Extreme dating contestant
According to Perl-Raver, producers and editors created narratives and clichés based on exaggerated actions or parts of their personality.

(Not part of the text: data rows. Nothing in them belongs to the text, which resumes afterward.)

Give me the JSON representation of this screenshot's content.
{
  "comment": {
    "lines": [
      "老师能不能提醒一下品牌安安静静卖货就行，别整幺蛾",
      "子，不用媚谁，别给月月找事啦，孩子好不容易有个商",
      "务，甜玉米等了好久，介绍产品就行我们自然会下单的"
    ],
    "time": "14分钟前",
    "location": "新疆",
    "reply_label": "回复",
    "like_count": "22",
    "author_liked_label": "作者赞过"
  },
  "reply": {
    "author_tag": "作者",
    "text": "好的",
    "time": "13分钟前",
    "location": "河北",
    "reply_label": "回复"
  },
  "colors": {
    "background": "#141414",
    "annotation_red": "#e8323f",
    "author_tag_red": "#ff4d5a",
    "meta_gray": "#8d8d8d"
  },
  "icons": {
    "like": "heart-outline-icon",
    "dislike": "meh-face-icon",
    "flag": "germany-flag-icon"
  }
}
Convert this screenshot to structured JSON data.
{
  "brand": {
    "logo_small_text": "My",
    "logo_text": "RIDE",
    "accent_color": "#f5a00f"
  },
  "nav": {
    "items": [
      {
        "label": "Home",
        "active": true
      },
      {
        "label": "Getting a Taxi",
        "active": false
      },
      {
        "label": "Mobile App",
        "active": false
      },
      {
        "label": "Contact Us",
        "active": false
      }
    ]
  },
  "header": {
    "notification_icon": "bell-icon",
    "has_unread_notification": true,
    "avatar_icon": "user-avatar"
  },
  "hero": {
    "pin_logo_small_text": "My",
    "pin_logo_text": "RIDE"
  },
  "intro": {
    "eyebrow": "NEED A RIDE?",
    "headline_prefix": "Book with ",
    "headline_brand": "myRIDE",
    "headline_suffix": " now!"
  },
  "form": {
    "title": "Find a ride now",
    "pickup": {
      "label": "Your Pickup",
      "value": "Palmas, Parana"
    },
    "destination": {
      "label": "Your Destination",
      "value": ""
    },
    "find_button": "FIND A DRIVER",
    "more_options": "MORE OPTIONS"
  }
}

Adam is currently taking Journalism at St Thomas University in Fredericton NB (Canada).No dude ever crosses the bar because a girl looks funny or smart." on CW, which pits one unstable couple against all their obstacles en route to the altar – in one week's time.I also asked Perl-Raver if she would date on reality TV again."Oh, hell no," says Perl-Raver.It costs a great deal less to produce an hour of reality than an hour of primetime drama.My fear is that (reality TV) will become more participatory with the audience," she says.In her blog, she writes "A large part of me feels like they edited out some of the best stuff to make the storylines clichéd enough to entertain without illumination" – a perfect metaphor for her dark dating experience.In the episode, Sasha and contestants Jennifer and Megan all select the same man – athletic trainer Chris – to share a final date and reveal each other in the light.I wanted to make him stop," she says."Everybody had to be boiled down to the minutiae of what people best fit into," says Perl-Raver."They didn't talk about any of the nuances in their personality.""I had to ask myself, is that the person I really am or is that just how they're portraying me? Chris eventually hoped Jennifer, who was portrayed as a fit, athletic girl, would ‘join him on the balcony' – the contestants' way to signal a mutual match – but all three women chose to leave the house without meeting Chris. Sasha says none of the women were attracted to him, but the episode made it look like they had tough decisions to make and plenty of confrontation to deal with."It really bothered me that they made it seem like the girls were against each other,' says Perl-Raver. We laughed so hard that the producers yelled at us for having too much fun."Perl-Raver also commented on how tried to manufacture emotional and physical conditions to heighten to the probability of dramatic moments and entertaining television."It's psychological warfare when you're doing a reality show," she adds.She's writing a book on dating and wanted to put herself in as many situations as possible, including reality TV, speed dating and more traditional ways of finding that special someone.She wasn't the only contestant with another agenda."Everyone had ulterior motives," says Perl-Raver.